When it comes to making my videos, I do the work myself. I shoot and edit the videos, and it has been really challenging because it takes a lot of time. Also, my skits usually involve two or more people, so I have to look for people who would be interested in featuring. I have to pay their transport fares, feed them on set and do other little things to appreciate them.
You started posting skits in 2016 with less than 1,000 followers. Now you have over 500,000 followers, how were you able to grow your fan base?
I am still amazed because it has been by the grace of God. Also, with the help of people, I have been able to grow my fan base. When I started posting videos, a particular Instagram page, @laughnigeria, used to repost my videos, and whenever they did that, I used to get more followers.

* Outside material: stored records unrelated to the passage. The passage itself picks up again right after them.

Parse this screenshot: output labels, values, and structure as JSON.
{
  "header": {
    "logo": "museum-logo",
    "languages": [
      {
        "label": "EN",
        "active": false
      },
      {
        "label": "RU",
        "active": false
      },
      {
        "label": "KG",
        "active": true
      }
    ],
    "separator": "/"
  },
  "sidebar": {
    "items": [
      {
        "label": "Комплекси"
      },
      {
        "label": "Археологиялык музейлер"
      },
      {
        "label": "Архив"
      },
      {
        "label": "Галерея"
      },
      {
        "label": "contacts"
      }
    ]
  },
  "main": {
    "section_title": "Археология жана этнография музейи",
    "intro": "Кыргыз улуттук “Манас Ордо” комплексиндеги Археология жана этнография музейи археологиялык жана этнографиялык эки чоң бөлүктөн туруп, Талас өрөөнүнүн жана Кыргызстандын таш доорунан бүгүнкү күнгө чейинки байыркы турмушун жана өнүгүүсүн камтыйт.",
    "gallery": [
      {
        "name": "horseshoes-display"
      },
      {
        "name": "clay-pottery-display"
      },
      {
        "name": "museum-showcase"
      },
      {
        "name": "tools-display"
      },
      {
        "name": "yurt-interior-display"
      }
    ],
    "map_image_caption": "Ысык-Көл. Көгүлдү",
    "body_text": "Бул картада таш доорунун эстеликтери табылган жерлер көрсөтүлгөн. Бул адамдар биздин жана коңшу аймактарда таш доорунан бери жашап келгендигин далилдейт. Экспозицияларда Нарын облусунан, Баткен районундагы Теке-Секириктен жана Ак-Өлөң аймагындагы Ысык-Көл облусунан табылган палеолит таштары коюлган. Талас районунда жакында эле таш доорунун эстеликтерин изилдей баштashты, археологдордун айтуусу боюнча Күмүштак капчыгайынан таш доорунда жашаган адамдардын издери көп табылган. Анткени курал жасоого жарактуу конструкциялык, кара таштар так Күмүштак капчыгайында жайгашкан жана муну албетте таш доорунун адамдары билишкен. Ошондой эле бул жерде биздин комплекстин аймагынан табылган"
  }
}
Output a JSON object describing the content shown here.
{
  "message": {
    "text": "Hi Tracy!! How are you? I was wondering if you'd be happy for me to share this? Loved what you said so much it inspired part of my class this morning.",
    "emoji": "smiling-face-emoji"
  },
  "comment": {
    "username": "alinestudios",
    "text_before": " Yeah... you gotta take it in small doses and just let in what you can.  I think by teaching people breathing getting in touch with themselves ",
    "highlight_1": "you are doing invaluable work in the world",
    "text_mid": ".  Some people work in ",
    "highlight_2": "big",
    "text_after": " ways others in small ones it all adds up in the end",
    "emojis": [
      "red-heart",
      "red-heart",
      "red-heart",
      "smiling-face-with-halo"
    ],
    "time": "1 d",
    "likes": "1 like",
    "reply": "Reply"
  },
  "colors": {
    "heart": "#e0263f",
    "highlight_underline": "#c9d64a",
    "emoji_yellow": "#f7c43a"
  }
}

At that time, they were one of the biggest pages that used to repost my video.
I have never paid for any sponsored advertisement on Instagram. It is God that has been putting me in the hearts of men, and giving me content.
Which of your videos made you famous?
The video that made me famous was shot in 2017. In the said video, my character was complaining about the hardship in the country, and made up his mind to kill himself. Then, he lay on the road waiting for a trailer to kill him, but immediately he heard the loud horn of a trailer, he immediately got up and ran away.
What are some of the challenges you face?
I wouldn’t say I have faced any major challenge, because I do not dwell on things like that. I don’t allow things get to me. However, I think one of my biggest challenges was trying to grow my fan base when I started.
Recently, there was a trending skit of a little girl who imitated your style. What advice do you have for young talents like her who want to be like you?
My advice to the young ones, especially a girl like that who is really passionate, is to never give up on their dreams and keep on doing what they know how to do best. There is a period when you may not be recognised, but be rest assured that there are people out there secretly admiring what you do. Never relent but keep on working hard.
Most importantly, always put God first in whatever you do.
Source: Saturday Punch